Location, location, location: If the chief executive of America has decided to give a speech arguing for greater embrace of private investment in public infrastructure, then the Port of Miami Tunnel (POMT) is a good place to give it.
US President Barack Obama called on Congress to back his proposal to create a national infrastructure bank and free up $4 billion in additional debt financing while speaking after touring the POMT, a $900 million public-private partnership (PPP; P3).
Citing “this tunnel I just saw” as a jumping-off place, Obama, in a widely televised speech, hailed investment in infrastructure as a job creator, noting that “rebuilding infrastructure” can “strengthen our economy over the long haul”.
“There is work to be done, there are [people] who are ready to do it,” the President said. “What are we waiting for?”
The POMT project reached financial close in 2009 along with the $1.6 billion Interstate 595 (I-595) Corridor Improvement Project – the first-ever P3 in America to use an availability payment structure – also in Florida.
Obama incorporated rebuilding and repairing infrastructure in the US as a theme of his 2008 run for the White House, and pitched creating a $10 billion national infrastructure bank in his 2011 State of the Union address.
Now Obama, winning a second term as President in 2012, has begun to allude to partnering with the private sector to tend to the US infrastructure gap.
In Miami, he again talked up his ‘Partnership to Rebuild America,’ concept, while calling on the federal government to free up $4 billion for what he termed ‘America Fast Forward Bonds’ that would help attract private capital.
POMT, according to Obama, served as a useful template for how the US should be tackling infrastructure.
“What Miami has been doing is a good example of how my plan would work,” he said, calling the project jointly funded. “Everybody had some skin in the game.
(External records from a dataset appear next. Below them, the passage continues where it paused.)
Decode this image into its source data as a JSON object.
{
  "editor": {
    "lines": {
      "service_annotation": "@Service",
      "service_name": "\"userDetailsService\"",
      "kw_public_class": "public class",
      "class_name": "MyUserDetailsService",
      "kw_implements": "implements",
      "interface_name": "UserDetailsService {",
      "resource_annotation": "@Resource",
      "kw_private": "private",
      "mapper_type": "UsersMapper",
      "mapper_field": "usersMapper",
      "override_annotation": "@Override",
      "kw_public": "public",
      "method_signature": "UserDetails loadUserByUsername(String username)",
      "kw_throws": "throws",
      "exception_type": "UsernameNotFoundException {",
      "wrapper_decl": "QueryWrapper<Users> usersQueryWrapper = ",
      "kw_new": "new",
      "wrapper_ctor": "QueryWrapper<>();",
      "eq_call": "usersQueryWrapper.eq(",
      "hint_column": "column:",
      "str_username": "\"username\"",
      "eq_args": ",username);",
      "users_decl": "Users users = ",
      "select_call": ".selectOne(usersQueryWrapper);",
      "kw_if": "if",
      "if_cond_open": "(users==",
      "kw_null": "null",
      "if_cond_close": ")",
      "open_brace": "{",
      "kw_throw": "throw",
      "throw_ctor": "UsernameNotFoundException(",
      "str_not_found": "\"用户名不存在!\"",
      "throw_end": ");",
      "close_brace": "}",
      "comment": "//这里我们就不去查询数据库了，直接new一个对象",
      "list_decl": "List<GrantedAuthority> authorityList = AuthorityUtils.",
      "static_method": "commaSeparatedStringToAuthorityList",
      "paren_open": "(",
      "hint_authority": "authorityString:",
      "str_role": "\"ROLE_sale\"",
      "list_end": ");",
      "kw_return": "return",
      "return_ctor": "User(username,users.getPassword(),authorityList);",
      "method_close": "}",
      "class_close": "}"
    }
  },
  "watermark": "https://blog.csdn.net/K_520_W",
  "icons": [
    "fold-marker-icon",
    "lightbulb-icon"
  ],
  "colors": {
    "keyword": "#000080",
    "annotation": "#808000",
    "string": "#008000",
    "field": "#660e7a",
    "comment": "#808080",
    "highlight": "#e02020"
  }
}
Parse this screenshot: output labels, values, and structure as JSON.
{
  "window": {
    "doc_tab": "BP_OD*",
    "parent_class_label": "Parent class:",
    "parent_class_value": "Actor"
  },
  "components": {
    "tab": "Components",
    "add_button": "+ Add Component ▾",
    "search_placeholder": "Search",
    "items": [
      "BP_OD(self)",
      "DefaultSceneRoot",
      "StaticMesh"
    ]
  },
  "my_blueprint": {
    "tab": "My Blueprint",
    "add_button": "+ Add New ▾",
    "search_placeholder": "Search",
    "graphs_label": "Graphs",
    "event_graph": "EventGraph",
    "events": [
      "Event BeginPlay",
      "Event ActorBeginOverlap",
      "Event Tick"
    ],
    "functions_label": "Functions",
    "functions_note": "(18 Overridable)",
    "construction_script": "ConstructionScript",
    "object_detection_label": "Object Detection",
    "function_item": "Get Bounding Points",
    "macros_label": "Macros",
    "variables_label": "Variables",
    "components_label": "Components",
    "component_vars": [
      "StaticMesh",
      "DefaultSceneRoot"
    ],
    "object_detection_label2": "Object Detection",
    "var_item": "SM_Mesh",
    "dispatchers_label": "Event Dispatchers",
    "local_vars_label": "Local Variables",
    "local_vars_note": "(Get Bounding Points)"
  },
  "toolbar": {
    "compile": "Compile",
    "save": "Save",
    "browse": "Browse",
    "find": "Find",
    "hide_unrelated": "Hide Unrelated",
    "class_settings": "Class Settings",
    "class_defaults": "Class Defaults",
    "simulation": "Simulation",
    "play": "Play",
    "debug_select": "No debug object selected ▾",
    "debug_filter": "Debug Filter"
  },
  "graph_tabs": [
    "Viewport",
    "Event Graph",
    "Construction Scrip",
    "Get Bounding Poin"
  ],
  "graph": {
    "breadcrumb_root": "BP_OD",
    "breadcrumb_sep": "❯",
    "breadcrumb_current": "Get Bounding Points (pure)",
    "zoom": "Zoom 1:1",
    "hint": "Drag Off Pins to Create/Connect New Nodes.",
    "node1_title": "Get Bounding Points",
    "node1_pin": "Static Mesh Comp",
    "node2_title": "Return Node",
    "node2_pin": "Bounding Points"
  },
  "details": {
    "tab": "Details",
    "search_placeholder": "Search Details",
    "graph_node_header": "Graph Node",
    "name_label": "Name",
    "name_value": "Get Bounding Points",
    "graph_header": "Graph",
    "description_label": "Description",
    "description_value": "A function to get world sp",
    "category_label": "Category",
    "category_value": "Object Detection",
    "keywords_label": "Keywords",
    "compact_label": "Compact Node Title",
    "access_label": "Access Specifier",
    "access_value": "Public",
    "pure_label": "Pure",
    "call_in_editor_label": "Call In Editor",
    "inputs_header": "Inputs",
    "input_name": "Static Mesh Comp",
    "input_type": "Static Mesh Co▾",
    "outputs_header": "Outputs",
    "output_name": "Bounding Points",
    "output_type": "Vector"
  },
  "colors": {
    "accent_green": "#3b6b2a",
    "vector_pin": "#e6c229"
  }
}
We can do this all over the country.”
Letter to the Editor…
“I noticed the recent article in Infrastructure Investor on the President’s speech in Miami and had a few immediate thoughts. First, it’s something of a misnomer to say the President actually has a “plan” for infrastructure renewal. Most of what he put forward in Miami were hackneyed proposals dulled by overuse.
Our infrastructure suffers from a lack of funding not a shortage of financing mechanisms. America Fast Forward bonds could be an excellent financing vehicle but only if they’re backed by sustainable revenue streams in the form of tolls or dedicated tax revenue.
Similarly, private participation through PPP, while effective (and necessary), comes with an expectation on the part of the private partners of repayment and reasonable returns on investment.
Speaker Boehner noted afterwards that “somebody has to pay the bill” but neglected to say that he has opposed any increase in the Federal gas tax, an efficient user fee to fund transportation but one which has now been rendered impotent by inflation.
Florida Governor Scott’s claim of independent action was also a bit disingenuous since he failed to mention the $341 million provided to the Port of Miami tunnel project through a below-market TIFIA loan; Federal assistance without which the project would not have reached financial closure.
Until US politicians make infrastructure renewal a real priority rather than a pawn in a political game, these marquee events will continue to just be déjà vu all over again.”
– Richard Little, infrastructure policy consultant, Pinehurst, North Carolina